(Material provided begins)
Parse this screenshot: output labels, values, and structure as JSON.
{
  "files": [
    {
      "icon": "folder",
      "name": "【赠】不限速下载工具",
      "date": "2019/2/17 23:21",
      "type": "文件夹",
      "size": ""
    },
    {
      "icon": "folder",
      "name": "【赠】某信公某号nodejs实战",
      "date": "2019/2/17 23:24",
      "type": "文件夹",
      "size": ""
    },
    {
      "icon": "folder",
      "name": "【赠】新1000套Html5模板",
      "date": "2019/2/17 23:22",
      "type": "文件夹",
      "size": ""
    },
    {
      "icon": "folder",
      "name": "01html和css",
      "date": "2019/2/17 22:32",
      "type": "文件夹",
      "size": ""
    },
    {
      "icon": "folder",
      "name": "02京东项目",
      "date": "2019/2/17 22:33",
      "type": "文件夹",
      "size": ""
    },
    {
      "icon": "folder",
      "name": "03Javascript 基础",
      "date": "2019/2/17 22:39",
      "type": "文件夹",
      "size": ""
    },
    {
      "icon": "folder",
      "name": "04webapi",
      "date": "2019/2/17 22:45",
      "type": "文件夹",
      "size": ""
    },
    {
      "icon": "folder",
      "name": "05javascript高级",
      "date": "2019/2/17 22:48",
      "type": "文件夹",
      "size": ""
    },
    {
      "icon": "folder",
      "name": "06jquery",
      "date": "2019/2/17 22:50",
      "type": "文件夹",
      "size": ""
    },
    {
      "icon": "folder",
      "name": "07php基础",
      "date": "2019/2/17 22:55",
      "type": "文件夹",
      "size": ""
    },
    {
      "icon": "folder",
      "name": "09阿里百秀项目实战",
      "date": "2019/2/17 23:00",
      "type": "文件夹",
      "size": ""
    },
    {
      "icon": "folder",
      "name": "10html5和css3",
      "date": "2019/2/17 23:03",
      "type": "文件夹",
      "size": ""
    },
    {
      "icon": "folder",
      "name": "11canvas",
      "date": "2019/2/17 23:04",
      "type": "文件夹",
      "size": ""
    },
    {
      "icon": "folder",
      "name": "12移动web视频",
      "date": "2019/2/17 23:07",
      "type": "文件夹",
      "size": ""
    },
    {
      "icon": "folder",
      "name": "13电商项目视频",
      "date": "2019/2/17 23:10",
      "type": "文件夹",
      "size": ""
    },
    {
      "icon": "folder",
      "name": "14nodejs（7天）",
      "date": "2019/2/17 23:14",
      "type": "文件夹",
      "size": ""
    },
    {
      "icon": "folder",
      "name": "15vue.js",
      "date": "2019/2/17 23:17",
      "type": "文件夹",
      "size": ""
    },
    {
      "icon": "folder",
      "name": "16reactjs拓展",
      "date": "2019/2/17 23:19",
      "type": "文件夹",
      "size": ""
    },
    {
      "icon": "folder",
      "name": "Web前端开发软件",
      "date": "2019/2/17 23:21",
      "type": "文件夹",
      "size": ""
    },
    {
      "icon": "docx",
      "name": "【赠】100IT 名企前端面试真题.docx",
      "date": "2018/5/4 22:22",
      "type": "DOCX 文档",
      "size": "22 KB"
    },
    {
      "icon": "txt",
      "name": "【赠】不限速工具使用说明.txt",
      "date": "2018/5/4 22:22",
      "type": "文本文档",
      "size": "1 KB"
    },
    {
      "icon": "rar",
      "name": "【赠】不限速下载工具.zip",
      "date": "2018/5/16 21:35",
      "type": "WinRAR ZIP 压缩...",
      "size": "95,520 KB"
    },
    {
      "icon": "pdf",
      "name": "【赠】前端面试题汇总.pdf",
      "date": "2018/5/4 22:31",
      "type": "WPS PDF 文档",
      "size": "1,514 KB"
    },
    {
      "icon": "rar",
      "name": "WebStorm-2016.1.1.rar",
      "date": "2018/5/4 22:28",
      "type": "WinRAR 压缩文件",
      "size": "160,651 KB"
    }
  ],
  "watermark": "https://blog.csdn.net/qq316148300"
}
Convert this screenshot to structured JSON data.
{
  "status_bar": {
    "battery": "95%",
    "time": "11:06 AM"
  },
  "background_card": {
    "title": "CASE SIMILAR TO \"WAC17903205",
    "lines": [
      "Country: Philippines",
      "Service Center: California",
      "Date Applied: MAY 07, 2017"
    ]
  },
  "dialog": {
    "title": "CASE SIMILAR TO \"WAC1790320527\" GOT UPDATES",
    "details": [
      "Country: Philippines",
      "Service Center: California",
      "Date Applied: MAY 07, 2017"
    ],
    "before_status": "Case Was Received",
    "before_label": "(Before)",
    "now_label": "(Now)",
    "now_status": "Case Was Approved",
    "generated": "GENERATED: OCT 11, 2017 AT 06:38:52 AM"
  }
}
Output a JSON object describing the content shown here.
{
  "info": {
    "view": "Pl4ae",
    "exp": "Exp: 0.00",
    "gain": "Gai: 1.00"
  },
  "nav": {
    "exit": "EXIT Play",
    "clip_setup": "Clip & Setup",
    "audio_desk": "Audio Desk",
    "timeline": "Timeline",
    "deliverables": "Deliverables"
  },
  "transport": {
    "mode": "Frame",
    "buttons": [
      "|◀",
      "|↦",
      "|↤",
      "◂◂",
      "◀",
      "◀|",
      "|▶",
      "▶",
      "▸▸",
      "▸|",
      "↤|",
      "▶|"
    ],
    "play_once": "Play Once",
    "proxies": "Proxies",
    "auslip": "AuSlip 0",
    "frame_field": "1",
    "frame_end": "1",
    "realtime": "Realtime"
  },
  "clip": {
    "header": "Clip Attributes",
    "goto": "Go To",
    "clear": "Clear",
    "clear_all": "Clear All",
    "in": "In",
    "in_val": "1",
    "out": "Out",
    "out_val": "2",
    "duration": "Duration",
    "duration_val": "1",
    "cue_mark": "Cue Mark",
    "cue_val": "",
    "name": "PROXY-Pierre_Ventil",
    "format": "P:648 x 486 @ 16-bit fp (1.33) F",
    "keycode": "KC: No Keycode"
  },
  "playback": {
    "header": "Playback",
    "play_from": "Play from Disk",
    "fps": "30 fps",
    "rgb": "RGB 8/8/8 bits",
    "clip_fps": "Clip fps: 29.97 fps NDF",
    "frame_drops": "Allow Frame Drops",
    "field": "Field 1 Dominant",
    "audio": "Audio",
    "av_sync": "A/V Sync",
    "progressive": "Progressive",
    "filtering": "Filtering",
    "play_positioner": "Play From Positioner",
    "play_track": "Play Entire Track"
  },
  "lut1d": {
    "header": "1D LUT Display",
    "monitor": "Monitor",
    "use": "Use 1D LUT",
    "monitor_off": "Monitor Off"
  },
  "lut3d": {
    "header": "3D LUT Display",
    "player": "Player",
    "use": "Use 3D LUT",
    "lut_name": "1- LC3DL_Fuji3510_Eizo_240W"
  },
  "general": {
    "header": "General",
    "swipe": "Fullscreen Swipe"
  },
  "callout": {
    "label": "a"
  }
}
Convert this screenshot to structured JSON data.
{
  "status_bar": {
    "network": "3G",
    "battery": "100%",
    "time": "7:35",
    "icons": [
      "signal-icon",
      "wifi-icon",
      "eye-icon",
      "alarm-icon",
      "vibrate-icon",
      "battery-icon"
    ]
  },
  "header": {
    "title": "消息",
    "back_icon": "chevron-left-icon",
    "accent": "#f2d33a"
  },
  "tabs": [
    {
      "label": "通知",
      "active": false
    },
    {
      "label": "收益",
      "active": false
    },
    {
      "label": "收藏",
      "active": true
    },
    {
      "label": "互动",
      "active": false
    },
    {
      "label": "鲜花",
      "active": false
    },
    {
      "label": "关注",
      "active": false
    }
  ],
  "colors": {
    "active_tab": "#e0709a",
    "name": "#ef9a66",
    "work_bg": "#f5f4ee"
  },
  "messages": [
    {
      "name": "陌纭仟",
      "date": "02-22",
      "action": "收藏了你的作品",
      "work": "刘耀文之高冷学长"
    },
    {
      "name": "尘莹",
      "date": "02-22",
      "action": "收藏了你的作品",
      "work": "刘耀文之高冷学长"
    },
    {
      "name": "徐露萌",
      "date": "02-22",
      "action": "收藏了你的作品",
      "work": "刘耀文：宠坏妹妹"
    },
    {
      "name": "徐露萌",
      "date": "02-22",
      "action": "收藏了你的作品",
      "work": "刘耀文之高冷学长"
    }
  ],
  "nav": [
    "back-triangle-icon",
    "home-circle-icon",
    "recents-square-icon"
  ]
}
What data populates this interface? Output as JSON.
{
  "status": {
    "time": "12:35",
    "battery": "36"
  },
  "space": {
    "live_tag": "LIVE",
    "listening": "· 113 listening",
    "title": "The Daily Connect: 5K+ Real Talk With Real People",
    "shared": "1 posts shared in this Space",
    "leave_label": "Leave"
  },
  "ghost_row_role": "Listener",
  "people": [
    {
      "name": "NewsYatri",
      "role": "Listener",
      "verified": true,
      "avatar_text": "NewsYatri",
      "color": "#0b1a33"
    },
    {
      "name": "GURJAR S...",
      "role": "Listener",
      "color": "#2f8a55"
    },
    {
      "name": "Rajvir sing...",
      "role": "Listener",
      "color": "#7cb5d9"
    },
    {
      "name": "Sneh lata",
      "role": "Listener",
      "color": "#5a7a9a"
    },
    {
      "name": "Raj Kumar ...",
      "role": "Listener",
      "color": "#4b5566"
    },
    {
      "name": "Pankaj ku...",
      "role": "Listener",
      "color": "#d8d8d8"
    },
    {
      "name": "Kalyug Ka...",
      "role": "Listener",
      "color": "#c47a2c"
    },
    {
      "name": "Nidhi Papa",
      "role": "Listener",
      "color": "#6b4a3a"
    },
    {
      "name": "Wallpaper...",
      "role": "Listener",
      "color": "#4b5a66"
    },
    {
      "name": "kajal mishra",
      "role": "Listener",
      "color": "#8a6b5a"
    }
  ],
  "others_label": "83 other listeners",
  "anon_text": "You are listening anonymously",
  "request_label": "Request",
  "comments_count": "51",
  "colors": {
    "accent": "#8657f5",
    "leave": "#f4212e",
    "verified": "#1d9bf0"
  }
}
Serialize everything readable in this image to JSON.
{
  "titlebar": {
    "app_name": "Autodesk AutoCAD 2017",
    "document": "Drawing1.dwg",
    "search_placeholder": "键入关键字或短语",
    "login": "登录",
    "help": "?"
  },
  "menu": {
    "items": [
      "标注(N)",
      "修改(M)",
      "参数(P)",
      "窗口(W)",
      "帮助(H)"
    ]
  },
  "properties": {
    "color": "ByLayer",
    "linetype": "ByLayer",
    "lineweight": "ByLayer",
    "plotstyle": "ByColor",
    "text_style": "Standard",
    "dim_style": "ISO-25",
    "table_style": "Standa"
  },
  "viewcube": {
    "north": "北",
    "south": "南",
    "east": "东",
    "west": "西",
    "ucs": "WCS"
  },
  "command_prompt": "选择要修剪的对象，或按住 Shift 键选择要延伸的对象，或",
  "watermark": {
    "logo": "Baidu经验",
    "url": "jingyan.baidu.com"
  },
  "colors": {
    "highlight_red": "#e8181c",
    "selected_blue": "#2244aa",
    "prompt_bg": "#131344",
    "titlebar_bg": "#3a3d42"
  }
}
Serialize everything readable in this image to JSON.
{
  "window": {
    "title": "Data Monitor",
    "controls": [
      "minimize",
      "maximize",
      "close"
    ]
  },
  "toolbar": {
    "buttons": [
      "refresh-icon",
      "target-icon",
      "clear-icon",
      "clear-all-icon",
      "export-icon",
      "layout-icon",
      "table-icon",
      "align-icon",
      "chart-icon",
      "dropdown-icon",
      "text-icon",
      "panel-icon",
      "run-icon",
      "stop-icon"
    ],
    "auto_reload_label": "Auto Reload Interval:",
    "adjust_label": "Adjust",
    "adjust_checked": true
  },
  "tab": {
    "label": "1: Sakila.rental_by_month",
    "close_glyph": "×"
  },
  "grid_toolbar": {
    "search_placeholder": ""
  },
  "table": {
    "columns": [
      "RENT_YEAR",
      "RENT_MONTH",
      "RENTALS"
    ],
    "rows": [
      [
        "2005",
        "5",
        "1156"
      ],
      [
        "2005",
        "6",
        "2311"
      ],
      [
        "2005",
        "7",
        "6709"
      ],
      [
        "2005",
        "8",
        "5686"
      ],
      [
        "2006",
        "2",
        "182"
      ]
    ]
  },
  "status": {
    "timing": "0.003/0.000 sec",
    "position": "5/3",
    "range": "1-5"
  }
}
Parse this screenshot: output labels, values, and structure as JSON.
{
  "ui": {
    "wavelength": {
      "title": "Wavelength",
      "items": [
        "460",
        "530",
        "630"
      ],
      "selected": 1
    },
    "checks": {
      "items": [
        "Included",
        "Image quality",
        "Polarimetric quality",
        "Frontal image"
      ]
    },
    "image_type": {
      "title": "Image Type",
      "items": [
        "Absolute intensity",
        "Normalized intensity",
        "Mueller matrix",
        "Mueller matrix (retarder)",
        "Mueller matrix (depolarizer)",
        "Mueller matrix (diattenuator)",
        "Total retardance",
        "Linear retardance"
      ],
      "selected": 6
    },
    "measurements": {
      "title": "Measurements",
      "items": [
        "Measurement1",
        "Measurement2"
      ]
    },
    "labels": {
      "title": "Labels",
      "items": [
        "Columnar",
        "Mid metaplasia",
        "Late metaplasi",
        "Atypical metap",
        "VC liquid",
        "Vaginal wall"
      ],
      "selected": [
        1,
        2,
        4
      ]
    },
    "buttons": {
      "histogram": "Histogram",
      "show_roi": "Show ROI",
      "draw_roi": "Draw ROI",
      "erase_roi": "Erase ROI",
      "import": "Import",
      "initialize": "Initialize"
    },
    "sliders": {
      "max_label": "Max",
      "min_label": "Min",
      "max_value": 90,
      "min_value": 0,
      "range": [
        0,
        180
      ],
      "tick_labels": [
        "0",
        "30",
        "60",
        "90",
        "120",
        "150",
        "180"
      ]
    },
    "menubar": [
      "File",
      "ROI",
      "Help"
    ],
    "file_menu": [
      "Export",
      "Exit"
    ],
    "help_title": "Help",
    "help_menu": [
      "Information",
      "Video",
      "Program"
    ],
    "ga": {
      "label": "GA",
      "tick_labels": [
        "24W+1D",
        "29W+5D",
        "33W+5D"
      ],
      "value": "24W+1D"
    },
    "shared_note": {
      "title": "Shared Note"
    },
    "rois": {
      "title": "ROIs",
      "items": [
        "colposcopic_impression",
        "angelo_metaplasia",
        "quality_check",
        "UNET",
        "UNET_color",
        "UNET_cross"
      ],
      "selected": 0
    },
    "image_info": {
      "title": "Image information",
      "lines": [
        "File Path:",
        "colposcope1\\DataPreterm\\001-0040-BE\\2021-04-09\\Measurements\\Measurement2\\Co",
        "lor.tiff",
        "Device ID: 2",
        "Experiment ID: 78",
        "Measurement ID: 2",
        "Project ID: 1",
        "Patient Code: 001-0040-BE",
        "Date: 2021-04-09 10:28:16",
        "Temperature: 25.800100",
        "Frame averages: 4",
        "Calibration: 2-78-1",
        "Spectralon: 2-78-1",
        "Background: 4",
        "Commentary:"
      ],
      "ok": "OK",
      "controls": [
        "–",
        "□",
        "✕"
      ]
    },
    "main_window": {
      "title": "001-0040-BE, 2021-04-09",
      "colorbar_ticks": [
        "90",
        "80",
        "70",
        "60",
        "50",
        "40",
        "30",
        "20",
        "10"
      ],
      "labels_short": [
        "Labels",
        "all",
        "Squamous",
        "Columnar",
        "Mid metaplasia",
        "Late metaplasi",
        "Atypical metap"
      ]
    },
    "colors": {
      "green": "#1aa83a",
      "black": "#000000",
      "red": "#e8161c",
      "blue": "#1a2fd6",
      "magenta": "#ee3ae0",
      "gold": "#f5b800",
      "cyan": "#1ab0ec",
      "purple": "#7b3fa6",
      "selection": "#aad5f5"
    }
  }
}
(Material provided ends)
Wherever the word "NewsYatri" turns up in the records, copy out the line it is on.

Your response
      "name": "NewsYatri",
      "avatar_text": "NewsYatri",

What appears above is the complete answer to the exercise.